The first scenario in the preceding paragraph also highlights the crux of Decedent's intent: if the death-tax burden is borne by the residue of the Revocable Trust without any ameliorative gift from the Insurance Trust, then, in addition to the diminution of her brother's annuities, as previously discussed, Decedent's two charitable beneficiaries—College of the Ozarks and Cottey College—would receive their charitable gifts effectively having been burdened with her estate taxes. Such a result expressly contradicts Decedent's stated intent for the Insurance Trust. As Decedent's intent is our paramount concern, see First Nat'l Bank of Kansas City, 363 S.W.2d at 652, such a result is impermissible. Appellants' second point is granted.
The trial court's judgment on the pleadings in favor of the Cunninghams is reversed, and the case is remanded to the trial court for further proceedings not inconsistent with this opinion.
Barney, P.J., and Burrell, J., concur.
 The Court previously ordered Appellants' three separate appeals consolidated for all purposes.
 All references to rules are to Missouri Court Rules (2010).
 Decedent executed six amendments to the Revocable Trust that were the subject of two prior appeals, both of which were resolved in In re Gene Wild Revocable Trust, 299 S.W.3d 767 (Mo.App. 2009). No party asserts that any of these amendments have any impact upon the resolution of the issues in this appeal.
 In keeping with Decedent's designation, we will likewise refer in this opinion to any such tax or taxes as "death tax or taxes."

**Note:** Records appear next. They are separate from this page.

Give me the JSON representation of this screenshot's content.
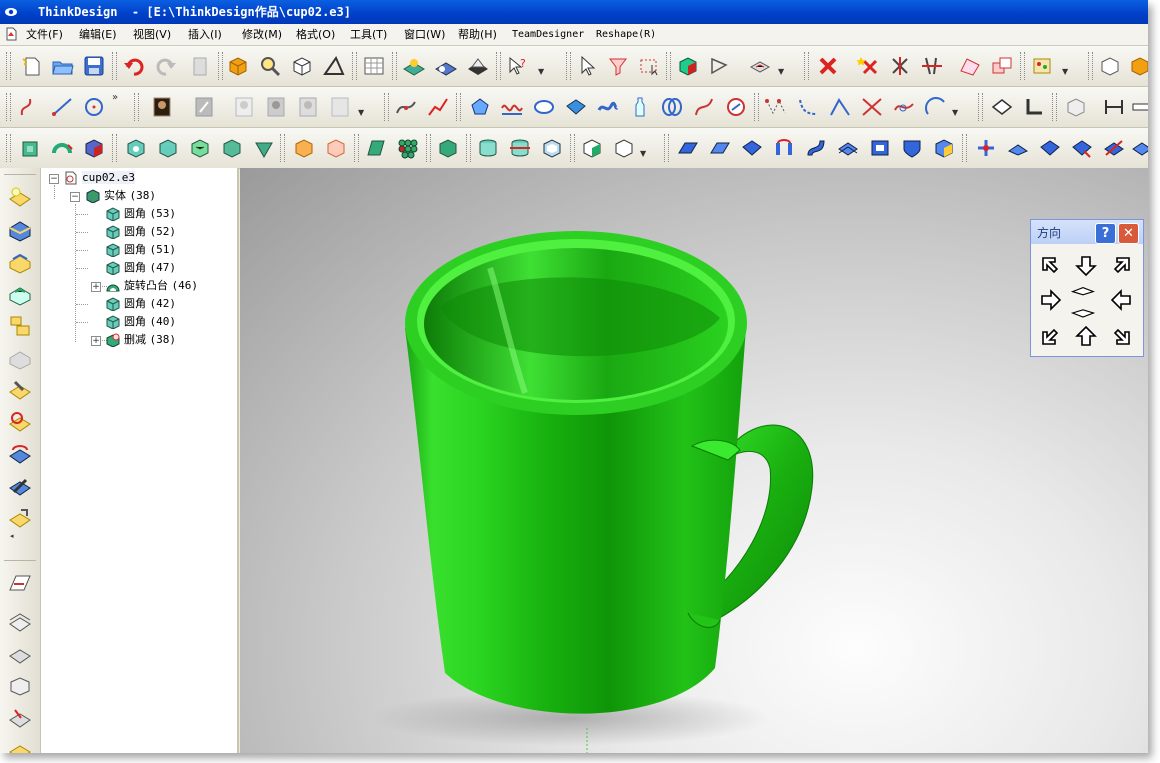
{
  "window": {
    "title": "ThinkDesign  - [E:\\ThinkDesign作品\\cup02.e3]"
  },
  "menu": [
    {
      "label": "文件(F)"
    },
    {
      "label": "编辑(E)"
    },
    {
      "label": "视图(V)"
    },
    {
      "label": "插入(I)"
    },
    {
      "label": "修改(M)"
    },
    {
      "label": "格式(O)"
    },
    {
      "label": "工具(T)"
    },
    {
      "label": "窗口(W)"
    },
    {
      "label": "帮助(H)"
    },
    {
      "label": "TeamDesigner"
    },
    {
      "label": "Reshape(R)"
    }
  ],
  "tree": {
    "root": "cup02.e3",
    "solid": {
      "name": "实体",
      "count": "(38)"
    },
    "items": [
      {
        "name": "圆角",
        "count": "(53)"
      },
      {
        "name": "圆角",
        "count": "(52)"
      },
      {
        "name": "圆角",
        "count": "(51)"
      },
      {
        "name": "圆角",
        "count": "(47)"
      },
      {
        "name": "旋转凸台",
        "count": "(46)"
      },
      {
        "name": "圆角",
        "count": "(42)"
      },
      {
        "name": "圆角",
        "count": "(40)"
      },
      {
        "name": "删减",
        "count": "(38)"
      }
    ]
  },
  "direction_panel": {
    "title": "方向",
    "help_label": "?",
    "close_label": "✕"
  },
  "colors": {
    "mug": "#22d41a",
    "titlebar": "#0a5fe0",
    "panel_header": "#bcd0f6"
  }
}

 Appellants argue that the Insurance Trust stands alone because it was no longer considered part of Decedent's assets; however, it was undeniably part of Decedent's estate plan and, as such, the estate plan must be examined in its entirety. See Schupbach v. Schupbach, 760 S.W.2d 918, 924 (Mo.App. 1988) (citing Commerce Trust Co. v. Starling, 393 S.W.2d 489, 494 (Mo. 1965)). Furthermore, the terms of the relevant portion of the Insurance Trust necessarily require an examination of the Revocable Trust, and Appellants admit as much in their Reply Brief.
 We observe that the amount of Trustee Wild's gift from the Insurance Trust would only equal the amount of the Decedent's death taxes in the event that the distributive amount from the Insurance Trust exceeded the amount of the death taxes so paid.
 Each CRAT provides for an annual annuity payment of five percent of the trust assets to James H. Wild. On the other hand, the residuary provisions of the Insurance Trust provide for discretionary distribution of income and principal to James H. Wild for his life as the trustee determined "to be required for his support, maintenance and health."